* **What the exercise asks**: Reproduce the listing below exactly, minus its pictures.

(Beginning of Record extracts)

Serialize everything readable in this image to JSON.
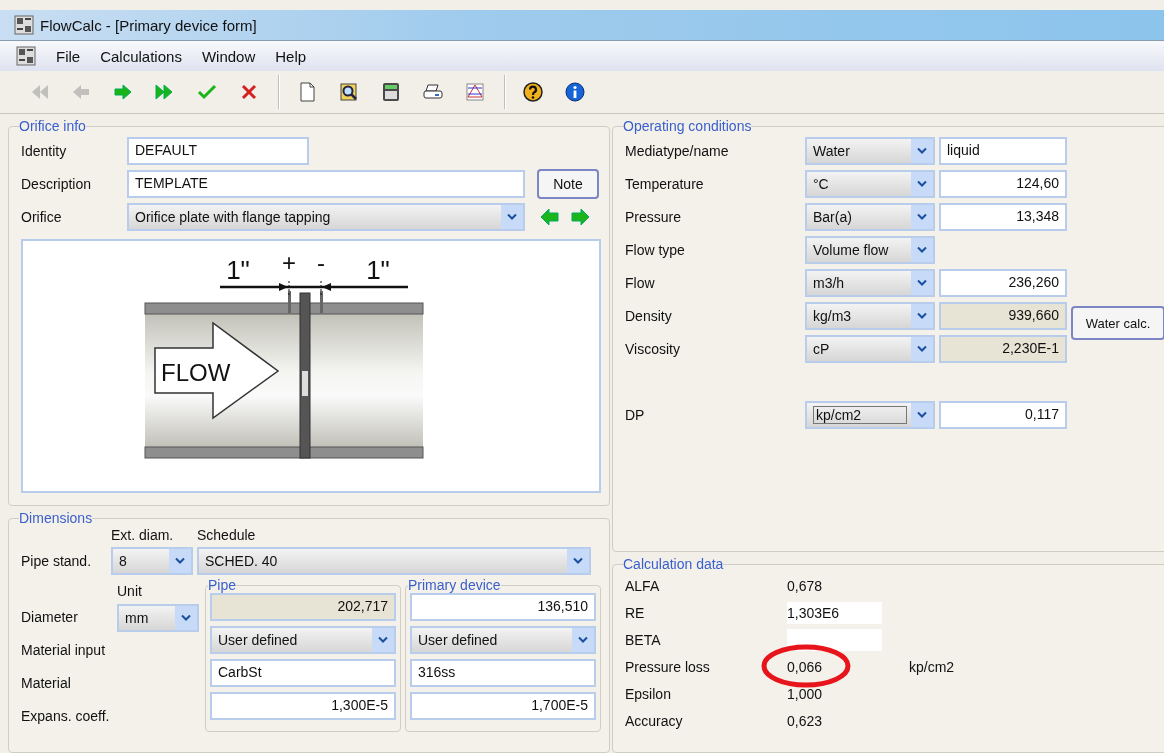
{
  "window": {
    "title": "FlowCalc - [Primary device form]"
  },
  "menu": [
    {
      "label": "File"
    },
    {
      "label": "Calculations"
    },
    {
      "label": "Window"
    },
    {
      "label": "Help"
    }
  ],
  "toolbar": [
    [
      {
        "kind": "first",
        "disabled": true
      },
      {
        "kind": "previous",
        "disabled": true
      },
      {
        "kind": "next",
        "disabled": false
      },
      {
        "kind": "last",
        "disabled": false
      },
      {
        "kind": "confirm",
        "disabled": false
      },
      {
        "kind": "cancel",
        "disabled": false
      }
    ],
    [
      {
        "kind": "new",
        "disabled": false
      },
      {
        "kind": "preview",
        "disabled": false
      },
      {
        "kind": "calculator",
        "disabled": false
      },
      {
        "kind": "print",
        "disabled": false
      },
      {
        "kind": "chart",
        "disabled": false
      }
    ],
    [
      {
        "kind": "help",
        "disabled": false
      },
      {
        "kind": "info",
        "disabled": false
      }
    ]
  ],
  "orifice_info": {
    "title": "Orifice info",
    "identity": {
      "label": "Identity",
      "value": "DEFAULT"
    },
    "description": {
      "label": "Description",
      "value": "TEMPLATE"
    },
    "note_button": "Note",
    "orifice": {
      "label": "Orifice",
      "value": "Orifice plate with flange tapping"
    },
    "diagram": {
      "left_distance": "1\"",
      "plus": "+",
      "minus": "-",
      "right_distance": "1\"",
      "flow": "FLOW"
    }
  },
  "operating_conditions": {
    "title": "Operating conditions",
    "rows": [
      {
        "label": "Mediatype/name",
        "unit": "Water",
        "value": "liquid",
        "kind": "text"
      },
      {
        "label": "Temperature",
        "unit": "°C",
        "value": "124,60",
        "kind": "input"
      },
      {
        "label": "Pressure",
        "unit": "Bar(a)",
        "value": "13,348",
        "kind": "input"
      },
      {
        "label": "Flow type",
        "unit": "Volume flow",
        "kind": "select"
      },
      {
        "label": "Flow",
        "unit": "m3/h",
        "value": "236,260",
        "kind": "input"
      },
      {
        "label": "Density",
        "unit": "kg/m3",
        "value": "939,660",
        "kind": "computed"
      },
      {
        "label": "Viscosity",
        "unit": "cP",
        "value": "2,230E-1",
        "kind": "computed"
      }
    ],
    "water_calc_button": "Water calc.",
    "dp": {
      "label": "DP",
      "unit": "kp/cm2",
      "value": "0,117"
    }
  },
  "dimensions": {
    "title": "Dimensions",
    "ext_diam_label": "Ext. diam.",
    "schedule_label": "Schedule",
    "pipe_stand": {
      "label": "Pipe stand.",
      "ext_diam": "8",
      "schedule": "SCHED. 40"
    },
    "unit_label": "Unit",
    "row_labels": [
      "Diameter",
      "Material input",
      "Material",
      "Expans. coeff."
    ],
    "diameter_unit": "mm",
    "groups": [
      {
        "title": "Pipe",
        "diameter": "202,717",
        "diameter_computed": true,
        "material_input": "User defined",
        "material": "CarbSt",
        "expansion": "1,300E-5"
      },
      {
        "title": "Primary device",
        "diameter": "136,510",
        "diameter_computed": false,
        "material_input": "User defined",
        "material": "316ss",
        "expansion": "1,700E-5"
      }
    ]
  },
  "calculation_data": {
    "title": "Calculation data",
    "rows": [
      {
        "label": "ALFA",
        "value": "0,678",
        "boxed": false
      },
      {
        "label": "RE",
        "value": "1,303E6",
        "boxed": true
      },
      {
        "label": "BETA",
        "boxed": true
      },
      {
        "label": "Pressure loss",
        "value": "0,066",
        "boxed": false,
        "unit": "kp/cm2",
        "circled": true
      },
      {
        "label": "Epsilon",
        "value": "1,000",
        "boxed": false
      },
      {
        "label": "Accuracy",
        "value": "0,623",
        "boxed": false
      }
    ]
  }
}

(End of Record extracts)

* **Solution for this exercise**:
Serialize everything readable in this image to JSON.
{
  "window": {
    "title": "FlowCalc - [Primary device form]"
  },
  "menu": [
    {
      "label": "File"
    },
    {
      "label": "Calculations"
    },
    {
      "label": "Window"
    },
    {
      "label": "Help"
    }
  ],
  "toolbar": [
    [
      {
        "kind": "first",
        "disabled": true
      },
      {
        "kind": "previous",
        "disabled": true
      },
      {
        "kind": "next",
        "disabled": false
      },
      {
        "kind": "last",
        "disabled": false
      },
      {
        "kind": "confirm",
        "disabled": false
      },
      {
        "kind": "cancel",
        "disabled": false
      }
    ],
    [
      {
        "kind": "new",
        "disabled": false
      },
      {
        "kind": "preview",
        "disabled": false
      },
      {
        "kind": "calculator",
        "disabled": false
      },
      {
        "kind": "print",
        "disabled": false
      },
      {
        "kind": "chart",
        "disabled": false
      }
    ],
    [
      {
        "kind": "help",
        "disabled": false
      },
      {
        "kind": "info",
        "disabled": false
      }
    ]
  ],
  "orifice_info": {
    "title": "Orifice info",
    "identity": {
      "label": "Identity",
      "value": "DEFAULT"
    },
    "description": {
      "label": "Description",
      "value": "TEMPLATE"
    },
    "note_button": "Note",
    "orifice": {
      "label": "Orifice",
      "value": "Orifice plate with flange tapping"
    },
    "diagram": {
      "left_distance": "1\"",
      "plus": "+",
      "minus": "-",
      "right_distance": "1\"",
      "flow": "FLOW"
    }
  },
  "operating_conditions": {
    "title": "Operating conditions",
    "rows": [
      {
        "label": "Mediatype/name",
        "unit": "Water",
        "value": "liquid",
        "kind": "text"
      },
      {
        "label": "Temperature",
        "unit": "°C",
        "value": "124,60",
        "kind": "input"
      },
      {
        "label": "Pressure",
        "unit": "Bar(a)",
        "value": "13,348",
        "kind": "input"
      },
      {
        "label": "Flow type",
        "unit": "Volume flow",
        "kind": "select"
      },
      {
        "label": "Flow",
        "unit": "m3/h",
        "value": "236,260",
        "kind": "input"
      },
      {
        "label": "Density",
        "unit": "kg/m3",
        "value": "939,660",
        "kind": "computed"
      },
      {
        "label": "Viscosity",
        "unit": "cP",
        "value": "2,230E-1",
        "kind": "computed"
      }
    ],
    "water_calc_button": "Water calc.",
    "dp": {
      "label": "DP",
      "unit": "kp/cm2",
      "value": "0,117"
    }
  },
  "dimensions": {
    "title": "Dimensions",
    "ext_diam_label": "Ext. diam.",
    "schedule_label": "Schedule",
    "pipe_stand": {
      "label": "Pipe stand.",
      "ext_diam": "8",
      "schedule": "SCHED. 40"
    },
    "unit_label": "Unit",
    "row_labels": [
      "Diameter",
      "Material input",
      "Material",
      "Expans. coeff."
    ],
    "diameter_unit": "mm",
    "groups": [
      {
        "title": "Pipe",
        "diameter": "202,717",
        "diameter_computed": true,
        "material_input": "User defined",
        "material": "CarbSt",
        "expansion": "1,300E-5"
      },
      {
        "title": "Primary device",
        "diameter": "136,510",
        "diameter_computed": false,
        "material_input": "User defined",
        "material": "316ss",
        "expansion": "1,700E-5"
      }
    ]
  },
  "calculation_data": {
    "title": "Calculation data",
    "rows": [
      {
        "label": "ALFA",
        "value": "0,678",
        "boxed": false
      },
      {
        "label": "RE",
        "value": "1,303E6",
        "boxed": true
      },
      {
        "label": "BETA",
        "boxed": true
      },
      {
        "label": "Pressure loss",
        "value": "0,066",
        "boxed": false,
        "unit": "kp/cm2",
        "circled": true
      },
      {
        "label": "Epsilon",
        "value": "1,000",
        "boxed": false
      },
      {
        "label": "Accuracy",
        "value": "0,623",
        "boxed": false
      }
    ]
  }
}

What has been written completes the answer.